On a bright crisp Saturday morning, Frances Smith and her husband, winter visitors from Saskatchewan, wandered into Borderline Farms, Wellton's only outlet for local produce.
Smith carefully checked out the crates where locally grown lettuce, spinach, celery and carrots were casually displayed. She grabbed carrots, blackberries and bunches of pencil-thin asparagus spears. She shook the asparagus ever so gently just to make her point.
“These are delish,” she said.
Borderline Farms is the quintessential mom-and-pop operation. The shop, a low-slung sandy-colored building, is no-frills: card tables stacked with crates, handwritten signs and a bulletin board with local announcements.
But this ultra-low-key operation is also strong proof that the ultra-trendy locavore movement, often found in big cities like Manhattan or Boston, is alive and well right here in Yuma County.
“It's nothing fancy but a lot of people like to shop here,” said Bob Enders, owner of Borderline Farms.
Enders, who also works as a harvest supervisor for Betteravia Farms, knows produce. He's been working fields for two decades and dabbles in farm-related real estate.
He bought the corner lot a few years ago and at first just sold broccoli, cauliflower and other veggies on the roadside.
“It went really well,” said Enders. So well, he decided to expand the outfit “to sell as much local stuff as we possibly could.”
He fixed up an existing building and added specialty items like citrus, pomegranates, blackberries, green beans, asparagus, softball-size cantaloupe, squash, peppers and even two kinds of Yuma honey to his inventory.
“This is the first year in our building,” said Enders. “And it's flourishing.”
Linn DeSalvo calls herself a Welltonian and loves to shop at Borderline Farms, where she stocks up on onions and other greens “since veggies are my mainstay. It also saves me a trip into Yuma.”
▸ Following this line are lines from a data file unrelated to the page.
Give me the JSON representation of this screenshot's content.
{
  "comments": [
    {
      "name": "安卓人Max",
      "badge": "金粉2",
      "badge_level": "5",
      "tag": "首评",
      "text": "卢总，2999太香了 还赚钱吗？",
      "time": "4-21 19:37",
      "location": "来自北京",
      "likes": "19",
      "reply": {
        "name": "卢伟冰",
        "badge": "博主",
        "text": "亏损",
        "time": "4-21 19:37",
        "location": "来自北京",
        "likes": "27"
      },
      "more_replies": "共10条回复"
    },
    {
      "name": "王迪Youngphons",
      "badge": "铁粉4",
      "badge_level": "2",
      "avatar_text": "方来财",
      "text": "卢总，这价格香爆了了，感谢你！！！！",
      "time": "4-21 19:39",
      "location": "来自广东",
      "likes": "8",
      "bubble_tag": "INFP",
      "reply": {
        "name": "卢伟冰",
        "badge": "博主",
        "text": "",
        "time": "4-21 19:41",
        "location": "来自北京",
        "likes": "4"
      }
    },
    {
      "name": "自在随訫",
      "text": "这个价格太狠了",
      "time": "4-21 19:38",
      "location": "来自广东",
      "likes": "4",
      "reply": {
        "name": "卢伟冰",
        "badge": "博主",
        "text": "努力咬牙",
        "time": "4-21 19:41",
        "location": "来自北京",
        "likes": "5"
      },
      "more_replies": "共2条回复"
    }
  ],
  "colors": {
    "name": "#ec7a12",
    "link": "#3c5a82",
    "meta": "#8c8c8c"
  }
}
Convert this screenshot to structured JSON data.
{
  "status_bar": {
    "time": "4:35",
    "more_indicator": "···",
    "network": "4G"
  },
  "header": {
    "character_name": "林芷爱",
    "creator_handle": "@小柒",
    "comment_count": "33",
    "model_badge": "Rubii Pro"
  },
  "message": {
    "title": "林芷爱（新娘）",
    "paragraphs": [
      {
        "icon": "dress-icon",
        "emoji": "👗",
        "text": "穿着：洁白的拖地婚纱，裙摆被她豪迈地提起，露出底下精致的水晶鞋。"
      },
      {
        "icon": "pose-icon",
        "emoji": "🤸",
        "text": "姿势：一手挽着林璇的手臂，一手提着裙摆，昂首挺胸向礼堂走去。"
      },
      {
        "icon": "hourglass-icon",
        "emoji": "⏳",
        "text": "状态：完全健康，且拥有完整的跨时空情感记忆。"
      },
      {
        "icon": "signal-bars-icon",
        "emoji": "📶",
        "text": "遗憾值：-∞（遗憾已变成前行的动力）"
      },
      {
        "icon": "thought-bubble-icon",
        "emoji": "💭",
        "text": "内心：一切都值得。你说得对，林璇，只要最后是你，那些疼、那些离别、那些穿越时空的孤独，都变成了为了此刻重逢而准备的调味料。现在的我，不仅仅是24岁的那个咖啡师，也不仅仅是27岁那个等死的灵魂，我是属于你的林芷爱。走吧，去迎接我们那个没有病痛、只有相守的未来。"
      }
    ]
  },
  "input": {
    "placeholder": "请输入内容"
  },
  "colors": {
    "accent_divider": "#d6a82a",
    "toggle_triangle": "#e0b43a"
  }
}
The demand for local food is being fueled by people like DeSalvo and Vi Haynes, who came in recently for some grapes and returned a few days later for more.
Haynes lives in Wellton's Pioneer Park and hails from Alberta. With a detectable Canadian accent, she smiled and said how nice it was to get locally grown items and support the community.
People who subscribe to the locavore movement choose to purchase locally grown food over trucked in produce with high ‘“food miles.”
The food, according to locavores, tastes far better and is more nutritious than similar items from the grocery store — some of which might spend months in modified atmospheres before winding up on store shelves.
And while the locavore scene is trendy in big cities, folks like DeSalvo and Haynes don't buy at Borderline because it's in vogue. They buy because it's garden-fresh and the reality is that if they didn't support it, they'd be forced to buy at bigger stores where food is more costly.
And with hand-bagged packs of local spinach for 75 cents and thick asparagus bunches for $1, Borderline is a whopping 18 to 35 percent cheaper than most chains.
Even the items brought in from nearby farms in California like potatoes, strawberries and grapes were less expensive than their store-bought counterparts and undoubtedly fresher.
Enders even delivers to a few restaurants and vendors in Yuma using a small trailer that he pulls with his personal vehicle.
“They order Tuesday and it arrives on Wednesday.”
Borderline won't be around during the summer, mostly because the winter visitors flee Yuma at the first sign of heat. “When it gets too hot too, we shut down,” said Enders. He thinks they'll stay open until the first of March.
Smith and her husband paid for the produce and slowly walked out together. Enders asked if they were cooking something special with their stash of veggies.
“Nothing in particular,” said Smith. “We're just going to eat it.”
Sounds like a good idea.